In 1960, Gerald Estrin presented “Organization of computer systems: the fixed plus variable structure computer” at the western joint IRE-AIEE-ACM computer conference. His abstract reads in part: “…a growing number of important problems have been recorded which are not practicably computable by existing systems. These latter problems have provided the incentive for the present development of several large scale digital computers with the goal of one or two orders of magnitude increase in overall computational speed.” – and his solution to the problem is given in the title “the fixed plus variable structure computer” – thus giving birth to the concept of reconfigurable computing.
Yep. The idea of reconfigurable computing pre-dates Moore’s Law, which was born six years later in 1966.
Over the next 58 years, we have chased that reconfigurable computing carrot, dangling enticingly just out of reach from the end of our ever-evolving programming pole.
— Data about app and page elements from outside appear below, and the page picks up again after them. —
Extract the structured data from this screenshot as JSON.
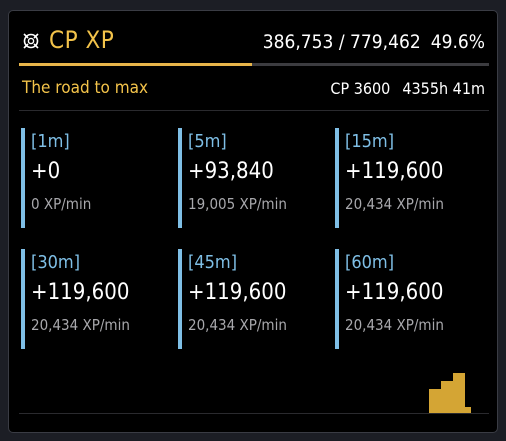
{
  "header": {
    "logo_icon": "cp-emblem-icon",
    "title": "CP XP",
    "xp_progress": "386,753 / 779,462",
    "percent": "49.6%",
    "progress_fraction": 0.496,
    "accent_color": "#f3c34a"
  },
  "subheader": {
    "label": "The road to max",
    "cp_level": "CP 3600",
    "time_remaining": "4355h 41m"
  },
  "cards": [
    {
      "interval": "[1m]",
      "gain": "+0",
      "rate": "0 XP/min"
    },
    {
      "interval": "[5m]",
      "gain": "+93,840",
      "rate": "19,005 XP/min"
    },
    {
      "interval": "[15m]",
      "gain": "+119,600",
      "rate": "20,434 XP/min"
    },
    {
      "interval": "[30m]",
      "gain": "+119,600",
      "rate": "20,434 XP/min"
    },
    {
      "interval": "[45m]",
      "gain": "+119,600",
      "rate": "20,434 XP/min"
    },
    {
      "interval": "[60m]",
      "gain": "+119,600",
      "rate": "20,434 XP/min"
    }
  ],
  "footer": {
    "icon": "bar-chart-icon",
    "icon_color": "#d4a534"
  },
  "colors": {
    "card_accent": "#7fbfe6",
    "muted_text": "#a8a8ac"
  }
}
And, for at least three of those six decades, we have had reasonable hardware available to fulfill the promise of reconfigurable computing – an architectural alternative that could deliver Estrin’s “one or two” orders of magnitude increase in overall computational speed. In fact, we now know it might deliver as much as three or four orders of magnitude, and that is on top of our almost-entitled biannual doubling due to Moore’s Law.
And, yet, we are still not there.
One could argue that Moore’s Law has prevented us from realizing the promise of reconfigurable computing. After all, simply riding the von Neumann horse from one semiconductor process node to the next gave us a reliable 2x improvement in price, performance, and power every other year, and we didn’t have to rewrite our software or even redesign our computing architecture to get it. When you get that kind of bounty almost for free, who needs to be greedy?
Reconfigurable computing has always had a die-hard cult-like academic…